What needs to be done
State how many lines in the following entries hold the word "surface". The reply is that number only.

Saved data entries

################

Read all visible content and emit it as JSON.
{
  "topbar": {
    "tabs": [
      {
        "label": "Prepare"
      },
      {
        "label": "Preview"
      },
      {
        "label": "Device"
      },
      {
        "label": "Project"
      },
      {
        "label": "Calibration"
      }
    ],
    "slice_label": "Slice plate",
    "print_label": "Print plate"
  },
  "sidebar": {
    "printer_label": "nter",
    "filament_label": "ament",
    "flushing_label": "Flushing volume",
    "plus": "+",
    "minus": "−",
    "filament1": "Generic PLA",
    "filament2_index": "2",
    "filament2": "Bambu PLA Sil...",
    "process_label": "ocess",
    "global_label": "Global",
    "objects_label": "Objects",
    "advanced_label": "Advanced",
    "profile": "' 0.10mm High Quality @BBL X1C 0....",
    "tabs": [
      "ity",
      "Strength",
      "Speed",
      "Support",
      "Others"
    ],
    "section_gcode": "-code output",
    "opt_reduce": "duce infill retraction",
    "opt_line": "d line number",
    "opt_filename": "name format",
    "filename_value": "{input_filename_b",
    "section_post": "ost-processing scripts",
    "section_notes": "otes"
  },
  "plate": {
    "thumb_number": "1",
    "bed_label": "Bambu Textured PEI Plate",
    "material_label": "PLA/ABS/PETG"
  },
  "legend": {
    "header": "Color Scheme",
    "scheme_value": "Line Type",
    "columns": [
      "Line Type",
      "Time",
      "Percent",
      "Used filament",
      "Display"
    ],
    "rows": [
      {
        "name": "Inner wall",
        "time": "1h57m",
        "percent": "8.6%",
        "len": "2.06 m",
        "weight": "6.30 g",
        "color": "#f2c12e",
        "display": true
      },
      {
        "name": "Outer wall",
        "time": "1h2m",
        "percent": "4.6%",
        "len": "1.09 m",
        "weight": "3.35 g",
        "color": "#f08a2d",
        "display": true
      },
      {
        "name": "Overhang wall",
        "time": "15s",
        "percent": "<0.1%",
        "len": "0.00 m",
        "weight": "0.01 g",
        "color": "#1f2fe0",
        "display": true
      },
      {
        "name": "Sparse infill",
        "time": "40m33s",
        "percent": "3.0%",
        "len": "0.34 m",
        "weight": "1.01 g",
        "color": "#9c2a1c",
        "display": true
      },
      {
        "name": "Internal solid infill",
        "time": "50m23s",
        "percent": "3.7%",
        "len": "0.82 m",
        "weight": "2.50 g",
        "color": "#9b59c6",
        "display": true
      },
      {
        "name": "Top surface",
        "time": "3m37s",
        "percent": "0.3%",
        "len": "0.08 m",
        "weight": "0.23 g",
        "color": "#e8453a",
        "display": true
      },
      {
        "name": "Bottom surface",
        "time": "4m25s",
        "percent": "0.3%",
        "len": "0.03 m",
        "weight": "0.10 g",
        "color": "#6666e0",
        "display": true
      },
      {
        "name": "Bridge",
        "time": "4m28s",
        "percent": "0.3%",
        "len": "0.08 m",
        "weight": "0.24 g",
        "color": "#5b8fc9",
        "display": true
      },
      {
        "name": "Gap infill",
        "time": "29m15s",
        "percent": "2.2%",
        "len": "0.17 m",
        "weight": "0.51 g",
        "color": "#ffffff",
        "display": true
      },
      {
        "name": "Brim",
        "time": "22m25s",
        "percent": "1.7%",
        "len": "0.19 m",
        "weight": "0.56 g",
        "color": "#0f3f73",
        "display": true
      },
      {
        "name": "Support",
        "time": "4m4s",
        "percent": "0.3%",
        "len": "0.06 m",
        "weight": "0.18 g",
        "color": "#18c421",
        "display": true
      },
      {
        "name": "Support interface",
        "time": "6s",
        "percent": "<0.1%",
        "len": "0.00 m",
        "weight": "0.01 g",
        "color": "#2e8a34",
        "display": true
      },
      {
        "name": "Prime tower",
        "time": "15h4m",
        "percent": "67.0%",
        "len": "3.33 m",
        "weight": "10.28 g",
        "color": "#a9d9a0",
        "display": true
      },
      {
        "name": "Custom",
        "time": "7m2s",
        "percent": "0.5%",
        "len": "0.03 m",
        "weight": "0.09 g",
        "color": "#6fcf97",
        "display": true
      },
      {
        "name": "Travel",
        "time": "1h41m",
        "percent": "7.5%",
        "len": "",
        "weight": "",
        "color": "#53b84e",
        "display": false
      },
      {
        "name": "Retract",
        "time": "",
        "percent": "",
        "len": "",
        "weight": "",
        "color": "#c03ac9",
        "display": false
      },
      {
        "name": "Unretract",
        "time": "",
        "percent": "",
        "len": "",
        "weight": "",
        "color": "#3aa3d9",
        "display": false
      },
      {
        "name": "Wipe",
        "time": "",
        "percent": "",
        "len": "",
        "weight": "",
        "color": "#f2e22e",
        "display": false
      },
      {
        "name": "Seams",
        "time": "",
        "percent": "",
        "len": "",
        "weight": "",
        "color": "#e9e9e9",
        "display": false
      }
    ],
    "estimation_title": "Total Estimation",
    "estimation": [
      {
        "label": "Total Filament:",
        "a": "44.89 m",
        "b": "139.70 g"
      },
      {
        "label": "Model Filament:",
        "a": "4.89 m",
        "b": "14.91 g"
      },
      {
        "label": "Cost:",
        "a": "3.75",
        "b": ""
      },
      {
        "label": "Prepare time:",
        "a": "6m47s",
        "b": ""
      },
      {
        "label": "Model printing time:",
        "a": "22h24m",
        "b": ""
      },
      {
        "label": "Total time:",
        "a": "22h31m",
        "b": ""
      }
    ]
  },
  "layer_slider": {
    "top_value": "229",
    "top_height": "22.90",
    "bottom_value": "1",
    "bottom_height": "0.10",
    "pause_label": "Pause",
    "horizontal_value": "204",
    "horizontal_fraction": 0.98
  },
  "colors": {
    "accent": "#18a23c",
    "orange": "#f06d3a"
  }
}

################

Exercise result
2